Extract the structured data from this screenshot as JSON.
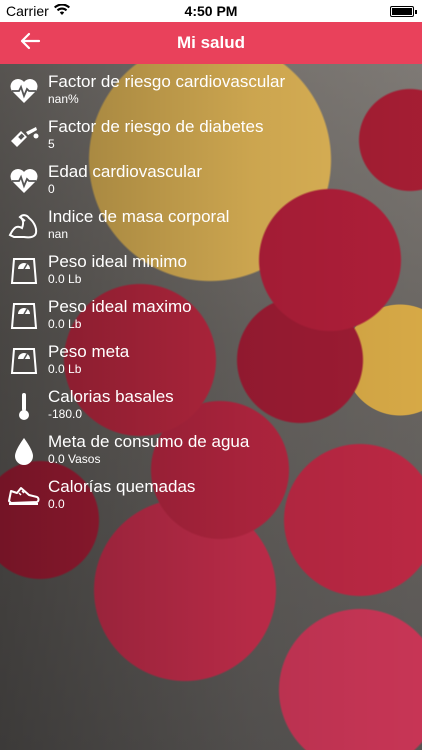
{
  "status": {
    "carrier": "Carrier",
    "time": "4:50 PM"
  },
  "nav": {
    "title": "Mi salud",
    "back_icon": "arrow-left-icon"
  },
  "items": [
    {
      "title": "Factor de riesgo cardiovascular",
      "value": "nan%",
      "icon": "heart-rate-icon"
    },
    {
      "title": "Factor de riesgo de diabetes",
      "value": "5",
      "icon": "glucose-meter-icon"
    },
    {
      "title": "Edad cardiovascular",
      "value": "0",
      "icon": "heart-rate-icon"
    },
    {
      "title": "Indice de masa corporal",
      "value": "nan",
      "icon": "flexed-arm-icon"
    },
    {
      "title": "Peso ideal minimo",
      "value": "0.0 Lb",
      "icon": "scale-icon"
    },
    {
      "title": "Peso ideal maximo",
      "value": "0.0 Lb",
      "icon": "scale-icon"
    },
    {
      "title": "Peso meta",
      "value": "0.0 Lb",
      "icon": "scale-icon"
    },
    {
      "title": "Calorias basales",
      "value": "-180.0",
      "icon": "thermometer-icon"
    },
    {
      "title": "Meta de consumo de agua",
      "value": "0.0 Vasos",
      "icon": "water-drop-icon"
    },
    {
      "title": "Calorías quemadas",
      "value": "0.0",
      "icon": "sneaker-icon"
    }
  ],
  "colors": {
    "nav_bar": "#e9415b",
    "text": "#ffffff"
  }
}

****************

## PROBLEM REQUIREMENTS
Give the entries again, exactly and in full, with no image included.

## WRITTEN REPLY
Extract the structured data from this screenshot as JSON.
{
  "status": {
    "carrier": "Carrier",
    "time": "4:50 PM"
  },
  "nav": {
    "title": "Mi salud",
    "back_icon": "arrow-left-icon"
  },
  "items": [
    {
      "title": "Factor de riesgo cardiovascular",
      "value": "nan%",
      "icon": "heart-rate-icon"
    },
    {
      "title": "Factor de riesgo de diabetes",
      "value": "5",
      "icon": "glucose-meter-icon"
    },
    {
      "title": "Edad cardiovascular",
      "value": "0",
      "icon": "heart-rate-icon"
    },
    {
      "title": "Indice de masa corporal",
      "value": "nan",
      "icon": "flexed-arm-icon"
    },
    {
      "title": "Peso ideal minimo",
      "value": "0.0 Lb",
      "icon": "scale-icon"
    },
    {
      "title": "Peso ideal maximo",
      "value": "0.0 Lb",
      "icon": "scale-icon"
    },
    {
      "title": "Peso meta",
      "value": "0.0 Lb",
      "icon": "scale-icon"
    },
    {
      "title": "Calorias basales",
      "value": "-180.0",
      "icon": "thermometer-icon"
    },
    {
      "title": "Meta de consumo de agua",
      "value": "0.0 Vasos",
      "icon": "water-drop-icon"
    },
    {
      "title": "Calorías quemadas",
      "value": "0.0",
      "icon": "sneaker-icon"
    }
  ],
  "colors": {
    "nav_bar": "#e9415b",
    "text": "#ffffff"
  }
}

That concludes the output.